## Exercise objective
A verbatim copy of all the data is required; the pictures should not appear in it.

::: Provided records :::

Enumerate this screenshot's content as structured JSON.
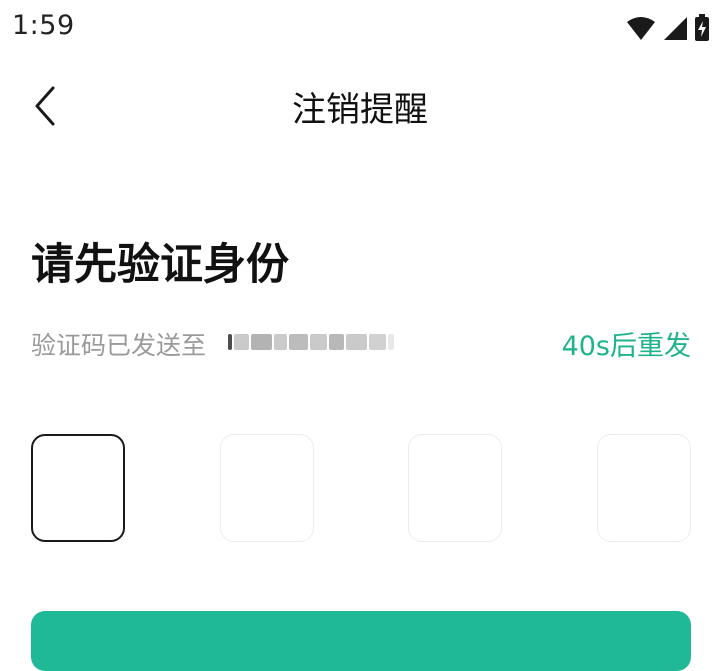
{
  "status_bar": {
    "time": "1:59",
    "icons": [
      "wifi-icon",
      "signal-icon",
      "battery-charging-icon"
    ]
  },
  "nav": {
    "back_icon": "chevron-left-icon",
    "title": "注销提醒"
  },
  "main": {
    "heading": "请先验证身份",
    "sent_label": "验证码已发送至",
    "resend_label": "40s后重发",
    "code_length": 4
  },
  "colors": {
    "accent": "#1fb38c",
    "button": "#1fb997",
    "active_border": "#1a1a1a",
    "inactive_border": "#ececec",
    "muted_text": "#9a9a9a"
  }
}
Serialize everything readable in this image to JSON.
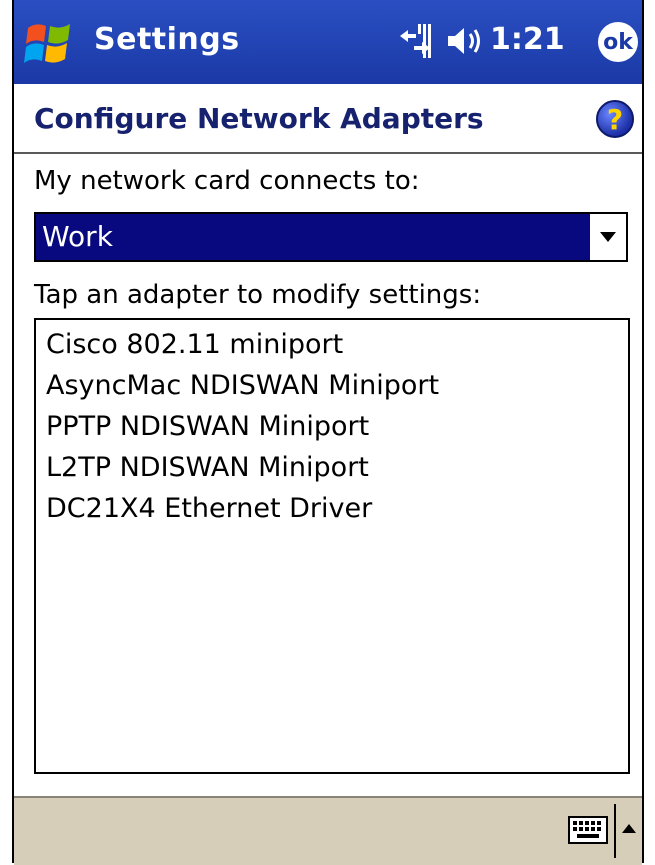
{
  "titlebar": {
    "app_title": "Settings",
    "clock": "1:21",
    "ok_label": "ok",
    "start_icon": "windows-flag-icon",
    "signal_icon": "connectivity-icon",
    "speaker_icon": "speaker-icon"
  },
  "header": {
    "page_title": "Configure Network Adapters",
    "help_label": "?"
  },
  "form": {
    "connects_label": "My network card connects to:",
    "connects_value": "Work",
    "adapters_label": "Tap an adapter to modify settings:",
    "adapters": [
      "Cisco 802.11 miniport",
      "AsyncMac NDISWAN Miniport",
      "PPTP NDISWAN Miniport",
      "L2TP NDISWAN Miniport",
      "DC21X4 Ethernet Driver"
    ]
  },
  "bottombar": {
    "keyboard_icon": "keyboard-icon",
    "sip_arrow_icon": "up-arrow-icon"
  },
  "colors": {
    "titlebar": "#1b39a6",
    "selection": "#08097f",
    "header_text": "#17226e",
    "bottom_bar": "#d6ceb8"
  }
}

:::

## Output of the task
Enumerate this screenshot's content as structured JSON.
{
  "status_bar": {
    "time": "1:59",
    "icons": [
      "wifi-icon",
      "signal-icon",
      "battery-charging-icon"
    ]
  },
  "nav": {
    "back_icon": "chevron-left-icon",
    "title": "注销提醒"
  },
  "main": {
    "heading": "请先验证身份",
    "sent_label": "验证码已发送至",
    "resend_label": "40s后重发",
    "code_length": 4
  },
  "colors": {
    "accent": "#1fb38c",
    "button": "#1fb997",
    "active_border": "#1a1a1a",
    "inactive_border": "#ececec",
    "muted_text": "#9a9a9a"
  }
}
Serialize everything readable in this image to JSON.
{
  "titlebar": {
    "app_title": "Settings",
    "clock": "1:21",
    "ok_label": "ok",
    "start_icon": "windows-flag-icon",
    "signal_icon": "connectivity-icon",
    "speaker_icon": "speaker-icon"
  },
  "header": {
    "page_title": "Configure Network Adapters",
    "help_label": "?"
  },
  "form": {
    "connects_label": "My network card connects to:",
    "connects_value": "Work",
    "adapters_label": "Tap an adapter to modify settings:",
    "adapters": [
      "Cisco 802.11 miniport",
      "AsyncMac NDISWAN Miniport",
      "PPTP NDISWAN Miniport",
      "L2TP NDISWAN Miniport",
      "DC21X4 Ethernet Driver"
    ]
  },
  "bottombar": {
    "keyboard_icon": "keyboard-icon",
    "sip_arrow_icon": "up-arrow-icon"
  },
  "colors": {
    "titlebar": "#1b39a6",
    "selection": "#08097f",
    "header_text": "#17226e",
    "bottom_bar": "#d6ceb8"
  }
}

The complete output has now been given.